[[ Supplied information, beginning ]]

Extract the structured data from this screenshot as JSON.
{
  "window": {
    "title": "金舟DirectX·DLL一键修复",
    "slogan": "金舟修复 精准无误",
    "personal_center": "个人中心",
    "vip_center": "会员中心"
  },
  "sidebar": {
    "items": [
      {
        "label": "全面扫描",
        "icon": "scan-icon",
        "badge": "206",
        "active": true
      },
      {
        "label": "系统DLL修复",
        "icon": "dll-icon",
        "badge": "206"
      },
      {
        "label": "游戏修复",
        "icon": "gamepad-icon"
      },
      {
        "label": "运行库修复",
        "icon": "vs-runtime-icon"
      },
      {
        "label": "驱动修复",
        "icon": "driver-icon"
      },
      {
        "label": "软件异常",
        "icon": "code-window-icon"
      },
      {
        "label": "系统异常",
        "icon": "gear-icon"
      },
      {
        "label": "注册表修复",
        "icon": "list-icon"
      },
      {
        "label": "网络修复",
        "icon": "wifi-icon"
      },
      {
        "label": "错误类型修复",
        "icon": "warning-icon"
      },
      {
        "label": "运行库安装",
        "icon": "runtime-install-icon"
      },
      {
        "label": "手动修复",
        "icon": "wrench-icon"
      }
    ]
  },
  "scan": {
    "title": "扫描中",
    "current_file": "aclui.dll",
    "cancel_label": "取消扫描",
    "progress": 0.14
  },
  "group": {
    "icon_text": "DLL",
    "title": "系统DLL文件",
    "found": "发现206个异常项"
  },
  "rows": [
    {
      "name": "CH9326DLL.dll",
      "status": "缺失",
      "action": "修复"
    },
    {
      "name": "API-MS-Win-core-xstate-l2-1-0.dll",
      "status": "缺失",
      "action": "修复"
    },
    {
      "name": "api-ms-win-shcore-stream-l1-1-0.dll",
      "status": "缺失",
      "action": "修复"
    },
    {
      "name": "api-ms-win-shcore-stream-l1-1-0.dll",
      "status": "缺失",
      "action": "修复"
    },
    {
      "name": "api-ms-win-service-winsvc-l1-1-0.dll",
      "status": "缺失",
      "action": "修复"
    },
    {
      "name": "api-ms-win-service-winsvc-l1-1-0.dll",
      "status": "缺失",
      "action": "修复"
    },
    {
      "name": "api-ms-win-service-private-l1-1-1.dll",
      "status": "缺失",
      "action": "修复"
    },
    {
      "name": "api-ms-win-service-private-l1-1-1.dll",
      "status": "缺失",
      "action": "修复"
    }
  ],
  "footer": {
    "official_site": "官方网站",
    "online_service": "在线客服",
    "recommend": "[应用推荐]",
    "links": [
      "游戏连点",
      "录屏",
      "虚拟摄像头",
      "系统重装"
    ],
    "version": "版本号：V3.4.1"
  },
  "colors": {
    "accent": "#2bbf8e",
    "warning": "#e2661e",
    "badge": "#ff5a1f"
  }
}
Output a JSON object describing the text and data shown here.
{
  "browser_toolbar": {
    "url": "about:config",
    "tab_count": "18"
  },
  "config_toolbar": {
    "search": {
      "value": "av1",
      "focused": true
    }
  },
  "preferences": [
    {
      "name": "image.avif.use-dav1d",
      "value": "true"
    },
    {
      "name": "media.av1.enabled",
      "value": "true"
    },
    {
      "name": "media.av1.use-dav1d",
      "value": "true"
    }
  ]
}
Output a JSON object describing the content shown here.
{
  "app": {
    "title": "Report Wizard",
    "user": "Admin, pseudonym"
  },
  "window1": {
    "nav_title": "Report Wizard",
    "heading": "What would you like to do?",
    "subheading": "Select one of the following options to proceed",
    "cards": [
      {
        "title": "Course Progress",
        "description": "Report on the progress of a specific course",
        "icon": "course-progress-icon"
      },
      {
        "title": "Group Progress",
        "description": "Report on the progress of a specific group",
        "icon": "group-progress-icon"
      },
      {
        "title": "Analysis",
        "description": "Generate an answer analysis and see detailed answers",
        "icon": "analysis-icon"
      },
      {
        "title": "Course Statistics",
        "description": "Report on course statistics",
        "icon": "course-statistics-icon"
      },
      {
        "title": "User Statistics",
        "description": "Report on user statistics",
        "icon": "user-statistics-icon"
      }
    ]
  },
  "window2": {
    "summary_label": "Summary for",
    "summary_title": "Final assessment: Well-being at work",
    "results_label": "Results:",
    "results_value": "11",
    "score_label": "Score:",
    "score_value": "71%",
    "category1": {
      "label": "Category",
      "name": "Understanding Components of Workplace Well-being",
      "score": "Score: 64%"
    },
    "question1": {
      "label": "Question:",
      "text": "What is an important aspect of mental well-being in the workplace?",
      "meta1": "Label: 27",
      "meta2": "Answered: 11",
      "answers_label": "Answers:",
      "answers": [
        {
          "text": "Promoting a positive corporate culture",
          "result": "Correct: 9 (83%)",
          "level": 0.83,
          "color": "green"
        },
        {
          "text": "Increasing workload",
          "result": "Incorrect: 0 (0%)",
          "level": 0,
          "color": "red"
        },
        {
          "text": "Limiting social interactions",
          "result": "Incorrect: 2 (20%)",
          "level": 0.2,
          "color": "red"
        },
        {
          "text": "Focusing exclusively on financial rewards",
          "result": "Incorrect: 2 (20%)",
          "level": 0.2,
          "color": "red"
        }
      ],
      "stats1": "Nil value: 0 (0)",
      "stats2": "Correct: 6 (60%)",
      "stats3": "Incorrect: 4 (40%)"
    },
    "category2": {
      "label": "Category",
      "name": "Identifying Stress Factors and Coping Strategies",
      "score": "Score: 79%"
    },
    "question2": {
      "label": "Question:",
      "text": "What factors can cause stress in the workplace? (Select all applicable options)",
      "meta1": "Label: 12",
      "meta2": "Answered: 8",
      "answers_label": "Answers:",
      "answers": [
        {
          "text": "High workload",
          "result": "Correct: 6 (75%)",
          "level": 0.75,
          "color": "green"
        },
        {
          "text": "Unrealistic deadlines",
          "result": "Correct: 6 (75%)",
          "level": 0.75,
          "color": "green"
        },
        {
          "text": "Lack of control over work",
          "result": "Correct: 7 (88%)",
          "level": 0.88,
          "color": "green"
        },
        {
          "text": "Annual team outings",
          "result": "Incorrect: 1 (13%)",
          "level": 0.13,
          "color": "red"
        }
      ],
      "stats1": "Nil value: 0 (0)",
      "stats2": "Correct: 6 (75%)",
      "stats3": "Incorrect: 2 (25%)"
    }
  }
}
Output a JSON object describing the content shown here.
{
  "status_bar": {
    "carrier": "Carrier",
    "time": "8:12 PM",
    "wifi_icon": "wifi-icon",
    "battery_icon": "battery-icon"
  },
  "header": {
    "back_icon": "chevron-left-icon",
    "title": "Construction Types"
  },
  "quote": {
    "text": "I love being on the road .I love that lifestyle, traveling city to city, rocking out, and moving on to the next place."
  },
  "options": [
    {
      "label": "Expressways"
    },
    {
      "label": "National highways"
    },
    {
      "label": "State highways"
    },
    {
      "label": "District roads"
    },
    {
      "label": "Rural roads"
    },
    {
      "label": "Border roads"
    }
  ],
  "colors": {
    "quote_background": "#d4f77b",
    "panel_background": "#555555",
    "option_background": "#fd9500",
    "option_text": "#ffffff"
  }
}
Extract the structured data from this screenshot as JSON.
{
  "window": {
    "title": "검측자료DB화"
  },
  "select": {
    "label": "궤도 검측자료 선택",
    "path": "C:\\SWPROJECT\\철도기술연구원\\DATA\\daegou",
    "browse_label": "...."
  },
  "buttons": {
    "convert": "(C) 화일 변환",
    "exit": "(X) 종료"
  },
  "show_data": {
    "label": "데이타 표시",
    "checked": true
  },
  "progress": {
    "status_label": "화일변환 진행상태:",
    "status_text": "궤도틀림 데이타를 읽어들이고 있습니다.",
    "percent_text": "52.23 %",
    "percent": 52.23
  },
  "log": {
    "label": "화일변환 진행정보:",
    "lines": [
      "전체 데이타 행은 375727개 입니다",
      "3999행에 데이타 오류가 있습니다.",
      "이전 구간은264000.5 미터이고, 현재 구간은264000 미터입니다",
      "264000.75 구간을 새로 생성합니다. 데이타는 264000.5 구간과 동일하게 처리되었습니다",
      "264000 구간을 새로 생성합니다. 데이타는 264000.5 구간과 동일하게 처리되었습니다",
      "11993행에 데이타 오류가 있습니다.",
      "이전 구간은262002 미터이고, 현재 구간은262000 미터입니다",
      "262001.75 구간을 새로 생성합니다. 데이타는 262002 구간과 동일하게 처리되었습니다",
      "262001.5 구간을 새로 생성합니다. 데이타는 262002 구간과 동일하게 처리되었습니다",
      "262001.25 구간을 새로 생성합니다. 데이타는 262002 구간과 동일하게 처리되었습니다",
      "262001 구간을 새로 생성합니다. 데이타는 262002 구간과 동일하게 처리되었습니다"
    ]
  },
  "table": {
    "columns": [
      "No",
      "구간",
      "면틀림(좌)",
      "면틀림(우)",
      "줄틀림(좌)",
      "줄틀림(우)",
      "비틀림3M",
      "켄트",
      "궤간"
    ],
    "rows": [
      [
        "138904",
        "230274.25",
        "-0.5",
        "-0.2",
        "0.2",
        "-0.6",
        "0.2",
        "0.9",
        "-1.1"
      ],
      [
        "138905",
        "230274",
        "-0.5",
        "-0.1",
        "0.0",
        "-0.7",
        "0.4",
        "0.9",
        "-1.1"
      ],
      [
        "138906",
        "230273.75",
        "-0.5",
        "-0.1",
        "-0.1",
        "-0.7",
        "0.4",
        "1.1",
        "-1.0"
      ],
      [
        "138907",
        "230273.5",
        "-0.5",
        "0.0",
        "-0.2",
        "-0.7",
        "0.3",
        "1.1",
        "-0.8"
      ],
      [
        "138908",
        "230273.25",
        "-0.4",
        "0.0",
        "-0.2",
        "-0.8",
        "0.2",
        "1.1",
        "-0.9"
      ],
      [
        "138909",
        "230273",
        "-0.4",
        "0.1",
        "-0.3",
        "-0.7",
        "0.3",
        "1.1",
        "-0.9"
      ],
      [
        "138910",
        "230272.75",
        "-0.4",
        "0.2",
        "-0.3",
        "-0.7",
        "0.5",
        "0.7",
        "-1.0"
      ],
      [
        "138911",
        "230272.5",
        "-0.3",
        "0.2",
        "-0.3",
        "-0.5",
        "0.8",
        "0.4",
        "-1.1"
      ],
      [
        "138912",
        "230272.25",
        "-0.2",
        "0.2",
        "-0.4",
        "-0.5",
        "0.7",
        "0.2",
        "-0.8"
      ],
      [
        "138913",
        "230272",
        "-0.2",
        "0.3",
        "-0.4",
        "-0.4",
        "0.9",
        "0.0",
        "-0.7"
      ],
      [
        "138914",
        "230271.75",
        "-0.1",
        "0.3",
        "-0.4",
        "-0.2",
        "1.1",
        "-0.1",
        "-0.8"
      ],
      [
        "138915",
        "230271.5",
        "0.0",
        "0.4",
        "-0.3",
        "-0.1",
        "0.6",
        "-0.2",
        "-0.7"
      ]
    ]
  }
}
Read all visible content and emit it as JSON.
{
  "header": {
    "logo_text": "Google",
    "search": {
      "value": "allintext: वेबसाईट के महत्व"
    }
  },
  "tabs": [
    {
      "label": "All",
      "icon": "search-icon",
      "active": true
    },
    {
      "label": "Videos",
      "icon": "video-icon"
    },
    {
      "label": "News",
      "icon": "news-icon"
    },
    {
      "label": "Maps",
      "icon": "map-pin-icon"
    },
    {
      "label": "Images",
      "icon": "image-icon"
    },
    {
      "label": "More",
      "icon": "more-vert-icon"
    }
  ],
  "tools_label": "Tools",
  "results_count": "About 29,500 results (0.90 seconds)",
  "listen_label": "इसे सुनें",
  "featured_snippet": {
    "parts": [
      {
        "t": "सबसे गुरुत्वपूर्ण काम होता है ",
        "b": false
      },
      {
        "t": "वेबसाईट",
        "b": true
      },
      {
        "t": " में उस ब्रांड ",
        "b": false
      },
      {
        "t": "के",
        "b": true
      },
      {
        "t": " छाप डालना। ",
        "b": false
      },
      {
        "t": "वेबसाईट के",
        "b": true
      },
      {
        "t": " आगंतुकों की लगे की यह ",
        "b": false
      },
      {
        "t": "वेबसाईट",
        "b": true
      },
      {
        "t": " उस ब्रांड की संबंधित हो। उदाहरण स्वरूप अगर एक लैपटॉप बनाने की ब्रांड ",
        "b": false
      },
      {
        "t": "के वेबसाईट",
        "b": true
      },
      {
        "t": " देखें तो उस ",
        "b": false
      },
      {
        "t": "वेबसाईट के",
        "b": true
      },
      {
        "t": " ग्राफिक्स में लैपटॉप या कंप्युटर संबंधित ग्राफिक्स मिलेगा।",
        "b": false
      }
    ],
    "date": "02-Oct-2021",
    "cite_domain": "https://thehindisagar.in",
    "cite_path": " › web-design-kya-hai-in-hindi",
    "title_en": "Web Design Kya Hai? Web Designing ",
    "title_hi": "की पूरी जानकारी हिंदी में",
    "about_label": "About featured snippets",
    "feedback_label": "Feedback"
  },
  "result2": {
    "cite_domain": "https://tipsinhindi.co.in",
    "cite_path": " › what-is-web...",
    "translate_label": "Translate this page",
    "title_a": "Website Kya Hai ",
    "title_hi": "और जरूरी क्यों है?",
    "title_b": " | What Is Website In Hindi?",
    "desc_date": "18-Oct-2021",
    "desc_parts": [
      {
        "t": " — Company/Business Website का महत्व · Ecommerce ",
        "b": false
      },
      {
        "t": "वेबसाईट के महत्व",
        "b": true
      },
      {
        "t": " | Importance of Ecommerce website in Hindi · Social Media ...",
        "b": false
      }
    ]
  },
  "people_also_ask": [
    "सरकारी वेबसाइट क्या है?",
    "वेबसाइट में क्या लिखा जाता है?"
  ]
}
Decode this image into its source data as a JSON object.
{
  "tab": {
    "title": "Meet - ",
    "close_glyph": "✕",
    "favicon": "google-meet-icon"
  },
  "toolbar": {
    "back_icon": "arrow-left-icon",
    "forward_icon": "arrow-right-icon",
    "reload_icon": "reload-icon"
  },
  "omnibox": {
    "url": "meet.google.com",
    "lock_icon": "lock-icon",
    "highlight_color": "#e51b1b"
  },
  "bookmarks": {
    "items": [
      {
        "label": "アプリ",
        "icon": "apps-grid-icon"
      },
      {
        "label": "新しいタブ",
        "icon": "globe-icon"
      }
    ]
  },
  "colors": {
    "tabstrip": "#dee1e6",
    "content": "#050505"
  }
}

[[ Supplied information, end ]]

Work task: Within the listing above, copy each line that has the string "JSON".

Task response:
Extract the structured data from this screenshot as JSON.
Output a JSON object describing the text and data shown here.
Output a JSON object describing the content shown here.
Output a JSON object describing the content shown here.
Extract the structured data from this screenshot as JSON.
Read all visible content and emit it as JSON.
Decode this image into its source data as a JSON object.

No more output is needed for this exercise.